PROMPT:
Omit the images. Restate all of the records word for word.
##### DATASET RECORDS #####
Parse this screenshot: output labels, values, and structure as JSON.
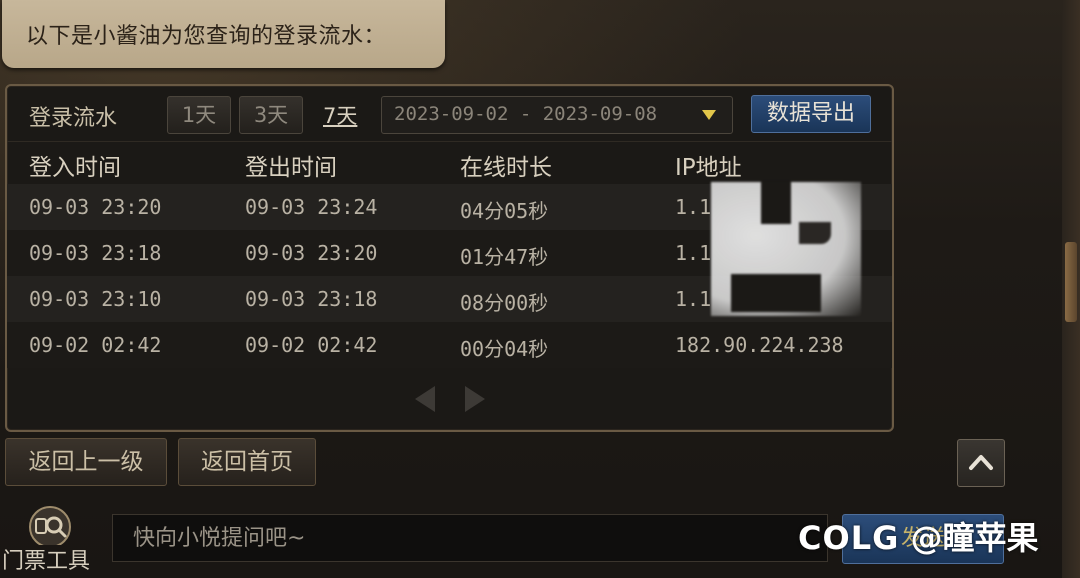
{
  "bubble": {
    "text": "以下是小酱油为您查询的登录流水："
  },
  "toolbar": {
    "label": "登录流水",
    "btn_1day": "1天",
    "btn_3day": "3天",
    "btn_7day": "7天",
    "date_range": "2023-09-02 - 2023-09-08",
    "export": "数据导出"
  },
  "table": {
    "headers": [
      "登入时间",
      "登出时间",
      "在线时长",
      "IP地址"
    ],
    "rows": [
      {
        "login": "09-03 23:20",
        "logout": "09-03 23:24",
        "duration": "04分05秒",
        "ip": "1.1"
      },
      {
        "login": "09-03 23:18",
        "logout": "09-03 23:20",
        "duration": "01分47秒",
        "ip": "1.1"
      },
      {
        "login": "09-03 23:10",
        "logout": "09-03 23:18",
        "duration": "08分00秒",
        "ip": "1.1"
      },
      {
        "login": "09-02 02:42",
        "logout": "09-02 02:42",
        "duration": "00分04秒",
        "ip": "182.90.224.238"
      }
    ]
  },
  "nav": {
    "back": "返回上一级",
    "home": "返回首页"
  },
  "bottom": {
    "ticket_tool": "门票工具",
    "input_placeholder": "快向小悦提问吧~",
    "send": "发送"
  },
  "watermark": {
    "logo": "COLG",
    "handle": "@瞳苹果"
  },
  "colors": {
    "accent_blue": "#1a3558",
    "gold_arrow": "#e2c64a",
    "bubble_bg": "#c7b79b"
  }
}
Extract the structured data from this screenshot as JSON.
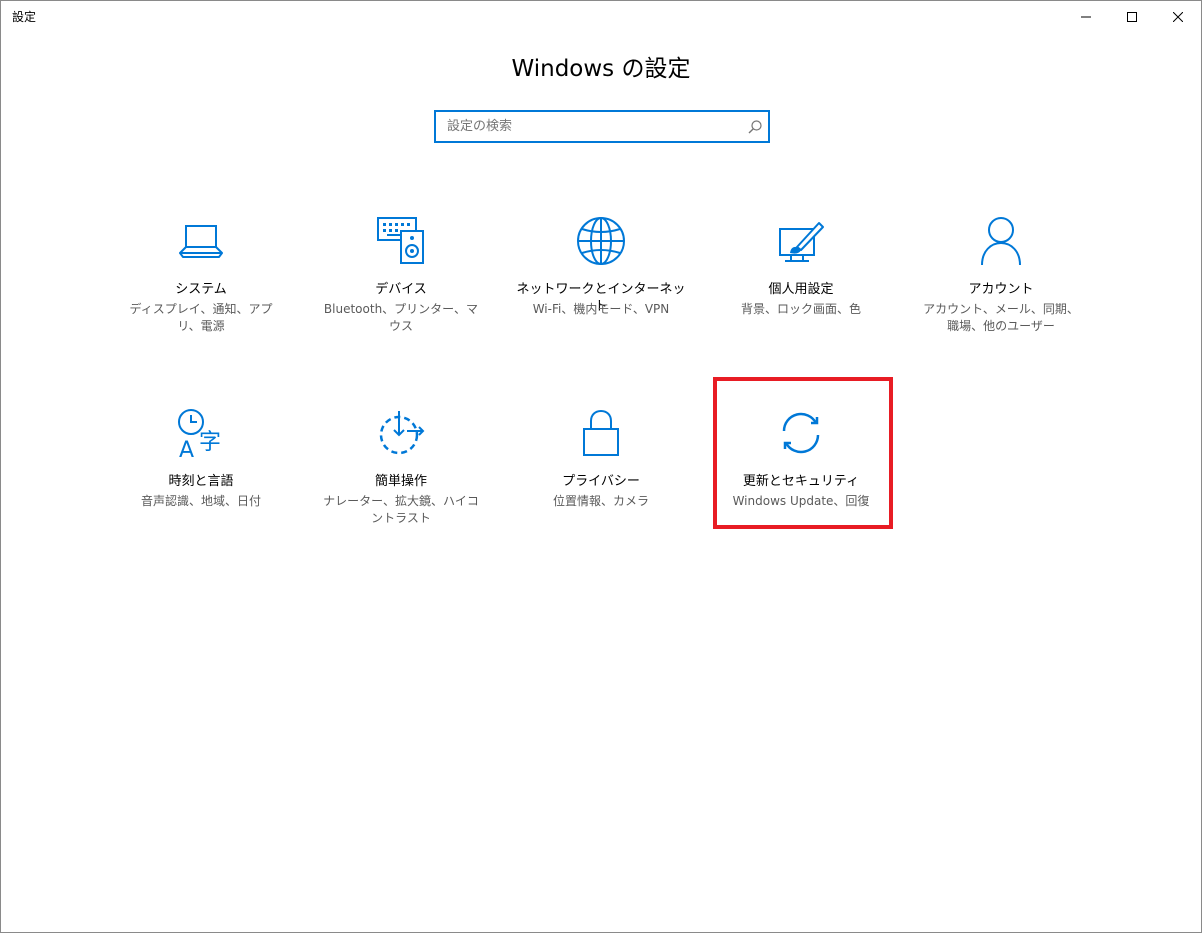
{
  "window": {
    "title": "設定",
    "controls": {
      "minimize": "minimize-icon",
      "maximize": "maximize-icon",
      "close": "close-icon"
    }
  },
  "header": {
    "title": "Windows の設定"
  },
  "search": {
    "placeholder": "設定の検索",
    "value": ""
  },
  "colors": {
    "accent": "#0078d7",
    "highlight": "#e81c24"
  },
  "categories": [
    {
      "icon": "laptop-icon",
      "label": "システム",
      "description": "ディスプレイ、通知、アプリ、電源"
    },
    {
      "icon": "keyboard-speaker-icon",
      "label": "デバイス",
      "description": "Bluetooth、プリンター、マウス"
    },
    {
      "icon": "globe-icon",
      "label": "ネットワークとインターネット",
      "description": "Wi-Fi、機内モード、VPN"
    },
    {
      "icon": "paint-icon",
      "label": "個人用設定",
      "description": "背景、ロック画面、色"
    },
    {
      "icon": "person-icon",
      "label": "アカウント",
      "description": "アカウント、メール、同期、職場、他のユーザー"
    },
    {
      "icon": "time-language-icon",
      "label": "時刻と言語",
      "description": "音声認識、地域、日付"
    },
    {
      "icon": "ease-of-access-icon",
      "label": "簡単操作",
      "description": "ナレーター、拡大鏡、ハイコントラスト"
    },
    {
      "icon": "lock-icon",
      "label": "プライバシー",
      "description": "位置情報、カメラ"
    },
    {
      "icon": "update-sync-icon",
      "label": "更新とセキュリティ",
      "description": "Windows Update、回復"
    }
  ]
}
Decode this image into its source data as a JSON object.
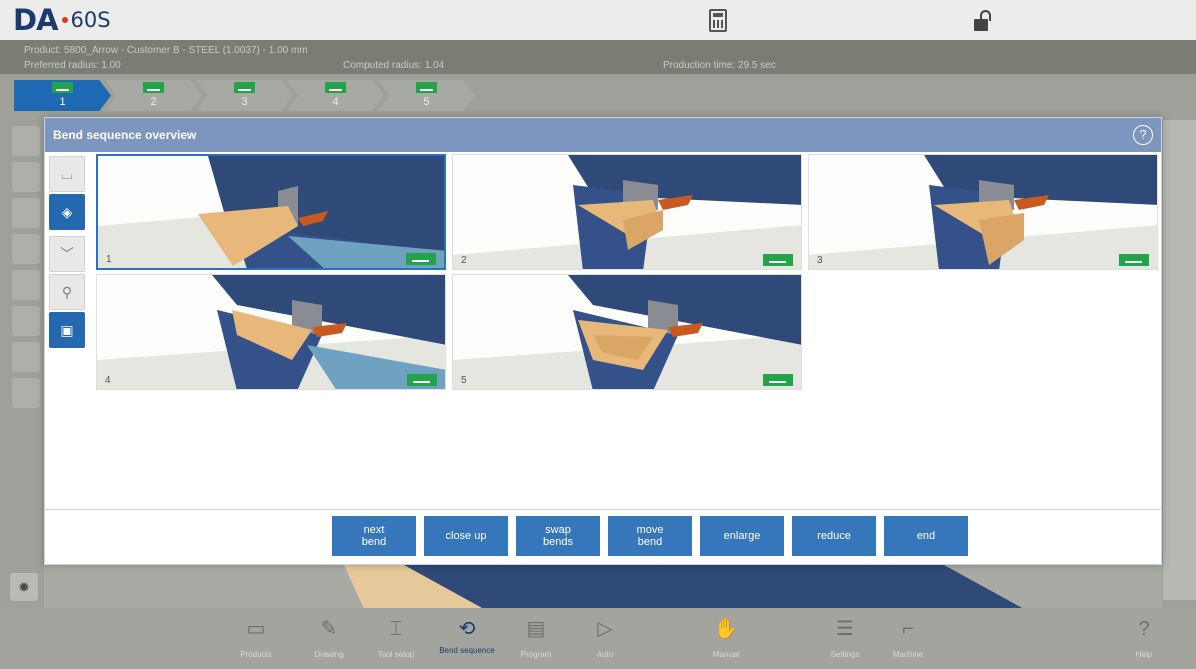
{
  "header": {
    "logo_brand": "DA",
    "logo_model": "60S",
    "calculator_icon": "calculator-icon",
    "lock_icon": "unlock-icon"
  },
  "info": {
    "product": "Product: 5800_Arrow - Customer B - STEEL (1.0037) - 1.00 mm",
    "preferred_radius": "Preferred radius: 1.00",
    "computed_radius": "Computed radius: 1.04",
    "production_time": "Production time: 29.5 sec"
  },
  "steps": [
    {
      "label": "1"
    },
    {
      "label": "2"
    },
    {
      "label": "3"
    },
    {
      "label": "4"
    },
    {
      "label": "5"
    }
  ],
  "modal": {
    "title": "Bend sequence overview",
    "help_icon": "?",
    "thumbnails": [
      {
        "number": "1"
      },
      {
        "number": "2"
      },
      {
        "number": "3"
      },
      {
        "number": "4"
      },
      {
        "number": "5"
      }
    ],
    "actions": [
      {
        "label": "next\nbend"
      },
      {
        "label": "close up"
      },
      {
        "label": "swap\nbends"
      },
      {
        "label": "move\nbend"
      },
      {
        "label": "enlarge"
      },
      {
        "label": "reduce"
      },
      {
        "label": "end"
      }
    ]
  },
  "nav": [
    {
      "label": "Products",
      "icon": "folder-icon"
    },
    {
      "label": "Drawing",
      "icon": "drawing-icon"
    },
    {
      "label": "Tool setup",
      "icon": "tool-setup-icon"
    },
    {
      "label": "Bend sequence",
      "icon": "bend-sequence-icon"
    },
    {
      "label": "Program",
      "icon": "program-icon"
    },
    {
      "label": "Auto",
      "icon": "play-icon"
    },
    {
      "label": "Manual",
      "icon": "hand-icon"
    },
    {
      "label": "Settings",
      "icon": "list-icon"
    },
    {
      "label": "Machine",
      "icon": "machine-icon"
    },
    {
      "label": "Help",
      "icon": "help-icon"
    }
  ],
  "colors": {
    "accent": "#1f69b4",
    "header_blue": "#7c96c0",
    "ok_green": "#23a34a",
    "tool_navy": "#2f4a78",
    "sheet_orange": "#e8b87a"
  }
}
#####
WRITTEN RESPONSE:
Parse this screenshot: output labels, values, and structure as JSON.
{
  "bubble": {
    "text": "以下是小酱油为您查询的登录流水："
  },
  "toolbar": {
    "label": "登录流水",
    "btn_1day": "1天",
    "btn_3day": "3天",
    "btn_7day": "7天",
    "date_range": "2023-09-02 - 2023-09-08",
    "export": "数据导出"
  },
  "table": {
    "headers": [
      "登入时间",
      "登出时间",
      "在线时长",
      "IP地址"
    ],
    "rows": [
      {
        "login": "09-03 23:20",
        "logout": "09-03 23:24",
        "duration": "04分05秒",
        "ip": "1.1"
      },
      {
        "login": "09-03 23:18",
        "logout": "09-03 23:20",
        "duration": "01分47秒",
        "ip": "1.1"
      },
      {
        "login": "09-03 23:10",
        "logout": "09-03 23:18",
        "duration": "08分00秒",
        "ip": "1.1"
      },
      {
        "login": "09-02 02:42",
        "logout": "09-02 02:42",
        "duration": "00分04秒",
        "ip": "182.90.224.238"
      }
    ]
  },
  "nav": {
    "back": "返回上一级",
    "home": "返回首页"
  },
  "bottom": {
    "ticket_tool": "门票工具",
    "input_placeholder": "快向小悦提问吧~",
    "send": "发送"
  },
  "watermark": {
    "logo": "COLG",
    "handle": "@瞳苹果"
  },
  "colors": {
    "accent_blue": "#1a3558",
    "gold_arrow": "#e2c64a",
    "bubble_bg": "#c7b79b"
  }
}
Extract the structured data from this screenshot as JSON.
{
  "window": {
    "title": "設定",
    "controls": {
      "minimize": "minimize-icon",
      "maximize": "maximize-icon",
      "close": "close-icon"
    }
  },
  "header": {
    "title": "Windows の設定"
  },
  "search": {
    "placeholder": "設定の検索",
    "value": ""
  },
  "colors": {
    "accent": "#0078d7",
    "highlight": "#e81c24"
  },
  "categories": [
    {
      "icon": "laptop-icon",
      "label": "システム",
      "description": "ディスプレイ、通知、アプリ、電源"
    },
    {
      "icon": "keyboard-speaker-icon",
      "label": "デバイス",
      "description": "Bluetooth、プリンター、マウス"
    },
    {
      "icon": "globe-icon",
      "label": "ネットワークとインターネット",
      "description": "Wi-Fi、機内モード、VPN"
    },
    {
      "icon": "paint-icon",
      "label": "個人用設定",
      "description": "背景、ロック画面、色"
    },
    {
      "icon": "person-icon",
      "label": "アカウント",
      "description": "アカウント、メール、同期、職場、他のユーザー"
    },
    {
      "icon": "time-language-icon",
      "label": "時刻と言語",
      "description": "音声認識、地域、日付"
    },
    {
      "icon": "ease-of-access-icon",
      "label": "簡単操作",
      "description": "ナレーター、拡大鏡、ハイコントラスト"
    },
    {
      "icon": "lock-icon",
      "label": "プライバシー",
      "description": "位置情報、カメラ"
    },
    {
      "icon": "update-sync-icon",
      "label": "更新とセキュリティ",
      "description": "Windows Update、回復"
    }
  ]
}
Decode this image into its source data as a JSON object.
{
  "header": {
    "logo_brand": "DA",
    "logo_model": "60S",
    "calculator_icon": "calculator-icon",
    "lock_icon": "unlock-icon"
  },
  "info": {
    "product": "Product: 5800_Arrow - Customer B - STEEL (1.0037) - 1.00 mm",
    "preferred_radius": "Preferred radius: 1.00",
    "computed_radius": "Computed radius: 1.04",
    "production_time": "Production time: 29.5 sec"
  },
  "steps": [
    {
      "label": "1"
    },
    {
      "label": "2"
    },
    {
      "label": "3"
    },
    {
      "label": "4"
    },
    {
      "label": "5"
    }
  ],
  "modal": {
    "title": "Bend sequence overview",
    "help_icon": "?",
    "thumbnails": [
      {
        "number": "1"
      },
      {
        "number": "2"
      },
      {
        "number": "3"
      },
      {
        "number": "4"
      },
      {
        "number": "5"
      }
    ],
    "actions": [
      {
        "label": "next\nbend"
      },
      {
        "label": "close up"
      },
      {
        "label": "swap\nbends"
      },
      {
        "label": "move\nbend"
      },
      {
        "label": "enlarge"
      },
      {
        "label": "reduce"
      },
      {
        "label": "end"
      }
    ]
  },
  "nav": [
    {
      "label": "Products",
      "icon": "folder-icon"
    },
    {
      "label": "Drawing",
      "icon": "drawing-icon"
    },
    {
      "label": "Tool setup",
      "icon": "tool-setup-icon"
    },
    {
      "label": "Bend sequence",
      "icon": "bend-sequence-icon"
    },
    {
      "label": "Program",
      "icon": "program-icon"
    },
    {
      "label": "Auto",
      "icon": "play-icon"
    },
    {
      "label": "Manual",
      "icon": "hand-icon"
    },
    {
      "label": "Settings",
      "icon": "list-icon"
    },
    {
      "label": "Machine",
      "icon": "machine-icon"
    },
    {
      "label": "Help",
      "icon": "help-icon"
    }
  ],
  "colors": {
    "accent": "#1f69b4",
    "header_blue": "#7c96c0",
    "ok_green": "#23a34a",
    "tool_navy": "#2f4a78",
    "sheet_orange": "#e8b87a"
  }
}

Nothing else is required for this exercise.